● **Study material**:
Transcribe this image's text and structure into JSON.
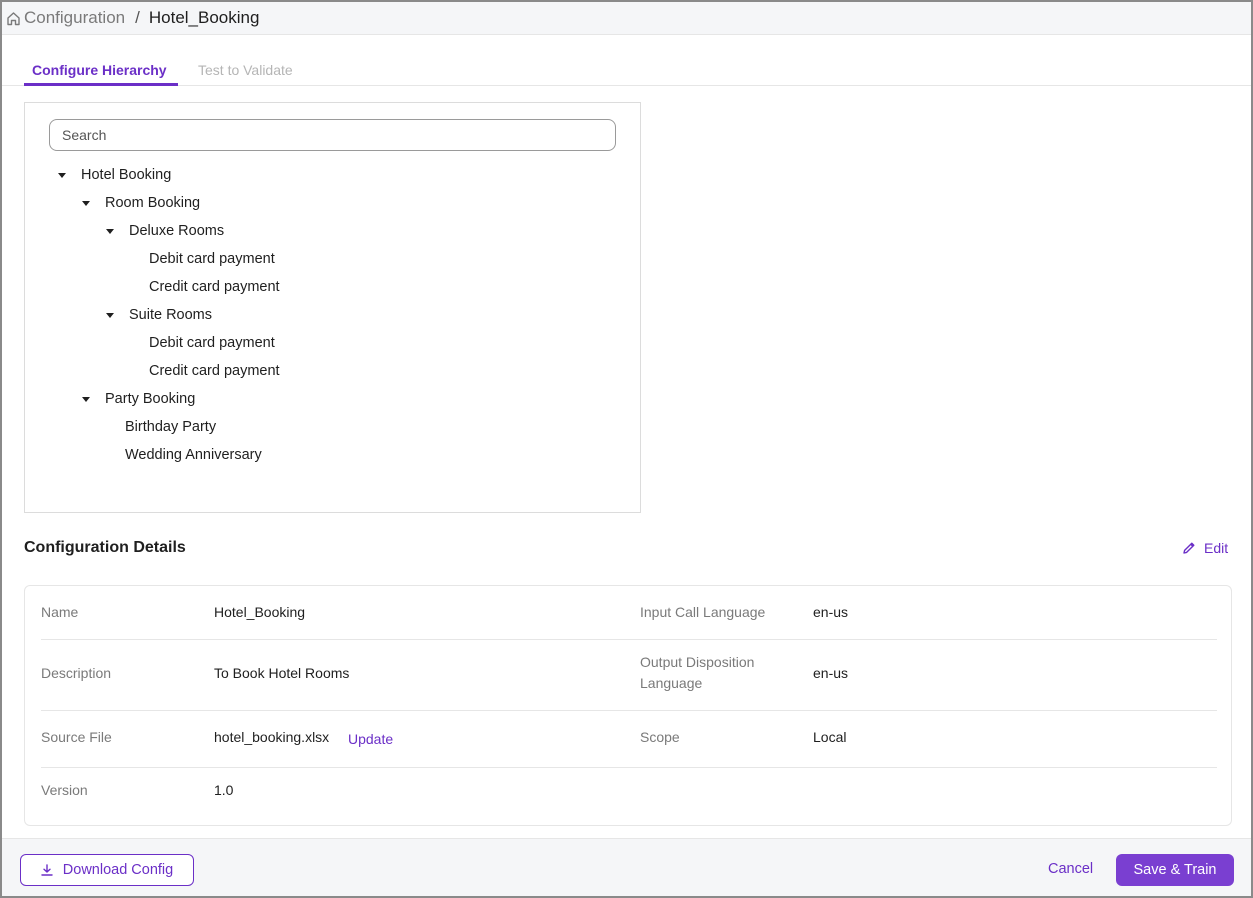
{
  "breadcrumb": {
    "root": "Configuration",
    "separator": "/",
    "current": "Hotel_Booking"
  },
  "tabs": [
    {
      "label": "Configure Hierarchy",
      "active": true
    },
    {
      "label": "Test to Validate",
      "active": false
    }
  ],
  "search": {
    "placeholder": "Search",
    "value": ""
  },
  "tree": {
    "hotel_booking": "Hotel Booking",
    "room_booking": "Room Booking",
    "deluxe_rooms": "Deluxe Rooms",
    "deluxe_debit": "Debit card payment",
    "deluxe_credit": "Credit card payment",
    "suite_rooms": "Suite Rooms",
    "suite_debit": "Debit card payment",
    "suite_credit": "Credit card payment",
    "party_booking": "Party Booking",
    "birthday_party": "Birthday Party",
    "wedding_anniversary": "Wedding Anniversary"
  },
  "details": {
    "title": "Configuration Details",
    "edit_label": "Edit",
    "name_label": "Name",
    "name_value": "Hotel_Booking",
    "input_lang_label": "Input Call Language",
    "input_lang_value": "en-us",
    "description_label": "Description",
    "description_value": "To Book Hotel Rooms",
    "output_lang_label_1": "Output Disposition",
    "output_lang_label_2": "Language",
    "output_lang_value": "en-us",
    "source_label": "Source File",
    "source_value": "hotel_booking.xlsx",
    "update_label": "Update",
    "scope_label": "Scope",
    "scope_value": "Local",
    "version_label": "Version",
    "version_value": "1.0"
  },
  "footer": {
    "download_label": "Download Config",
    "cancel_label": "Cancel",
    "save_label": "Save & Train"
  },
  "colors": {
    "accent": "#6b2fc7",
    "primary_button": "#7a3fd1",
    "muted_text": "#7a7a7a",
    "bar_background": "#f5f6f8"
  },
  "icons": {
    "home": "home-icon",
    "caret": "caret-down-icon",
    "edit": "pencil-icon",
    "download": "download-icon"
  }
}
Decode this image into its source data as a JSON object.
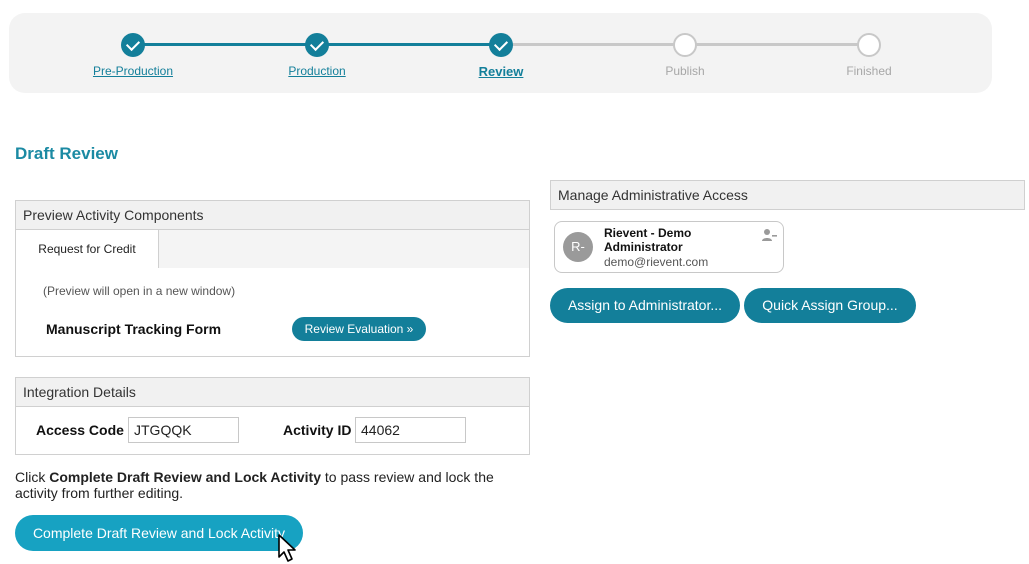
{
  "stepper": {
    "steps": [
      {
        "label": "Pre-Production",
        "state": "done"
      },
      {
        "label": "Production",
        "state": "done"
      },
      {
        "label": "Review",
        "state": "current"
      },
      {
        "label": "Publish",
        "state": "todo"
      },
      {
        "label": "Finished",
        "state": "todo"
      }
    ]
  },
  "page_title": "Draft Review",
  "preview": {
    "header": "Preview Activity Components",
    "tab_label": "Request for Credit",
    "note": "(Preview will open in a new window)",
    "form_name": "Manuscript Tracking Form",
    "evaluate_label": "Review Evaluation »"
  },
  "integration": {
    "header": "Integration Details",
    "access_code_label": "Access Code",
    "access_code_value": "JTGQQK",
    "activity_id_label": "Activity ID",
    "activity_id_value": "44062"
  },
  "instructions": {
    "prefix": "Click ",
    "emphasis": "Complete Draft Review and Lock Activity",
    "suffix": " to pass review and lock the activity from further editing."
  },
  "complete_button_label": "Complete Draft Review and Lock Activity",
  "admin": {
    "header": "Manage Administrative Access",
    "card": {
      "initials": "R-",
      "name": "Rievent - Demo Administrator",
      "email": "demo@rievent.com",
      "action_icon": "remove-user-icon"
    },
    "assign_label": "Assign to Administrator...",
    "quick_assign_label": "Quick Assign Group..."
  },
  "colors": {
    "primary": "#137f9a",
    "accent": "#17a2c2",
    "title": "#1b8aa3",
    "inactive": "#c8c8c8"
  }
}
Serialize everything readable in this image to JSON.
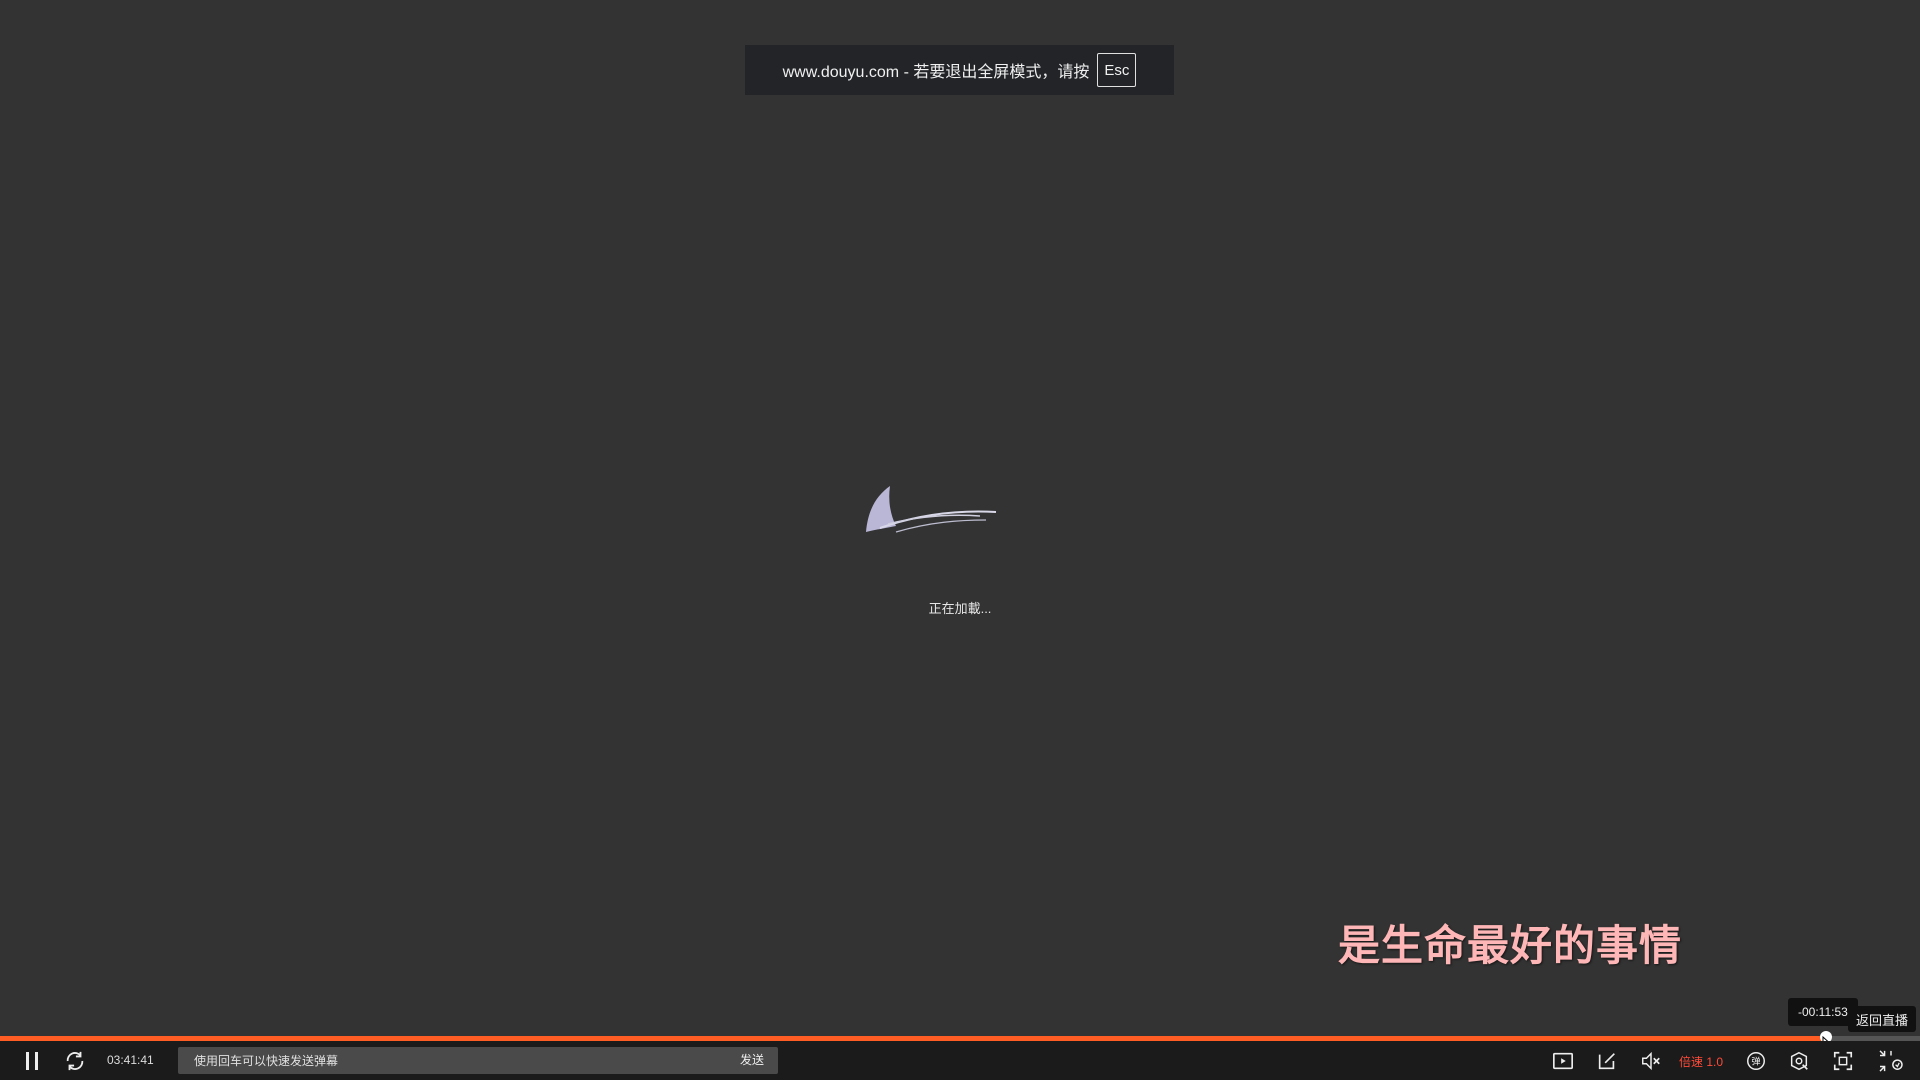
{
  "fullscreen_notice": {
    "text": "www.douyu.com - 若要退出全屏模式，请按",
    "key": "Esc"
  },
  "loading": {
    "text": "正在加載..."
  },
  "danmaku": {
    "subtitle": "是生命最好的事情"
  },
  "seek": {
    "tooltip_time": "-00:11:53",
    "back_to_live": "返回直播",
    "progress_fraction": 0.951
  },
  "controls": {
    "current_time": "03:41:41",
    "danmaku_placeholder": "使用回车可以快速发送弹幕",
    "send_label": "发送",
    "speed_label": "倍速 1.0",
    "danmaku_toggle_label": "弹"
  },
  "colors": {
    "background": "#333333",
    "accent": "#ff5d23",
    "speed": "#ff4b3a",
    "subtitle": "#ffb6b6"
  }
}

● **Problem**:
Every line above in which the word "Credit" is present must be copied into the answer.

● **Written reply**:
    "deluxe_credit": "Credit card payment",
    "suite_credit": "Credit card payment",
    "tab_label": "Request for Credit",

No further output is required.